Copy out each line containing "JSON" from the entries below.

INFORMATION PROVIDED
○ ○ ○

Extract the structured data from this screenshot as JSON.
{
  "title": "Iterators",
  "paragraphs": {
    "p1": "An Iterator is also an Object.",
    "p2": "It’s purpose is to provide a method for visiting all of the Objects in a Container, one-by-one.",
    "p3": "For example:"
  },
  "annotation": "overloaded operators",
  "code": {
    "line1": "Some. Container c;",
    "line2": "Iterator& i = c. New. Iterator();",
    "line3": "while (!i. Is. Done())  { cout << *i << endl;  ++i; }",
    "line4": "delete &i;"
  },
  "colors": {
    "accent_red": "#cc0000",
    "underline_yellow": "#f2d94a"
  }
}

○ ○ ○

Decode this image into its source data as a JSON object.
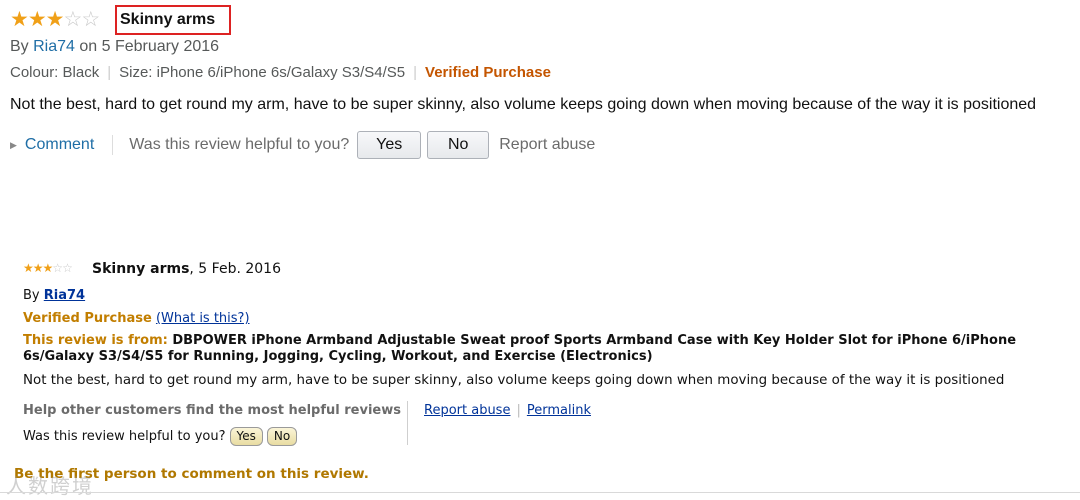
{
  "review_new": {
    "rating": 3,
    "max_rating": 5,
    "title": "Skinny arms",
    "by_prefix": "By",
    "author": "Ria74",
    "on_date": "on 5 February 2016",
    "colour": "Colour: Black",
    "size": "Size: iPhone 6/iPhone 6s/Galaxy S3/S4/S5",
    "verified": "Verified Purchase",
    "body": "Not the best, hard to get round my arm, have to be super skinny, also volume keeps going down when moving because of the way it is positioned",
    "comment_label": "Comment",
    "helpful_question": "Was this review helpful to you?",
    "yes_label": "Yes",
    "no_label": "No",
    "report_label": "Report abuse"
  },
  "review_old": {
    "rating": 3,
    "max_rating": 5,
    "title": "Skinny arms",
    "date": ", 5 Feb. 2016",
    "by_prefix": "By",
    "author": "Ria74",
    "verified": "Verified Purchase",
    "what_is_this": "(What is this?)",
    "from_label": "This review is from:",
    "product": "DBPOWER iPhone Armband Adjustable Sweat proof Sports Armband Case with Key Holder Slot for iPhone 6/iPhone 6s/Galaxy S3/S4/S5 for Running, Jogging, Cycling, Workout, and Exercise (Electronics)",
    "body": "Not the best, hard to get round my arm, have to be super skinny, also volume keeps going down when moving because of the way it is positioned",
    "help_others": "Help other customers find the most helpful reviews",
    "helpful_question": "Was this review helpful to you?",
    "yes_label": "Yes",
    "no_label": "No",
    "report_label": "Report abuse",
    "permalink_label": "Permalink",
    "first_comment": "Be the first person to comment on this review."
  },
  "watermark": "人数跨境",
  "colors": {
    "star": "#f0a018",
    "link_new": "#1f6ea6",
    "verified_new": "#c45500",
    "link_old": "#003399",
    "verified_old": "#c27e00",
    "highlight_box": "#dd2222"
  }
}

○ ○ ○

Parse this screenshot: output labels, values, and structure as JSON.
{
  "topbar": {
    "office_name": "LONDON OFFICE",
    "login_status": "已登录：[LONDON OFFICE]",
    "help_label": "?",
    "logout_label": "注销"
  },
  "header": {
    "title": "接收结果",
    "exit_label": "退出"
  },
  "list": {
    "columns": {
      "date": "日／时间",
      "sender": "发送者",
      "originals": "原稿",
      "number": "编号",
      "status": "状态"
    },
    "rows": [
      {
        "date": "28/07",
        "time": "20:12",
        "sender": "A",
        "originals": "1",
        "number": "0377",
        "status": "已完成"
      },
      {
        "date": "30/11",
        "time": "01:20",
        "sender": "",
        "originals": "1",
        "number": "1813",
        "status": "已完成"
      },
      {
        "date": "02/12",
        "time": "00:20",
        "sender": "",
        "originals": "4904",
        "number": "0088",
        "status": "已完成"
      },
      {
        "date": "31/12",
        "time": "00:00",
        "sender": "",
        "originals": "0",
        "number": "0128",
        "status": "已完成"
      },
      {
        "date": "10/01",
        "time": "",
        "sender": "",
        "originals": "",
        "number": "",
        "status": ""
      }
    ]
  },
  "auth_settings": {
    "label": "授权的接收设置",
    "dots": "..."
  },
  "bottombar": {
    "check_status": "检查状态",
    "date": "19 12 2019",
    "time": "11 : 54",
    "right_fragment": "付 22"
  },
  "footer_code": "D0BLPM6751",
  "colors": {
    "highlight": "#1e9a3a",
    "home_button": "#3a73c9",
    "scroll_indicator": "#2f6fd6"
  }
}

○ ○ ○

RESPONSE AREA
Extract the structured data from this screenshot as JSON.
Decode this image into its source data as a JSON object.
Parse this screenshot: output labels, values, and structure as JSON.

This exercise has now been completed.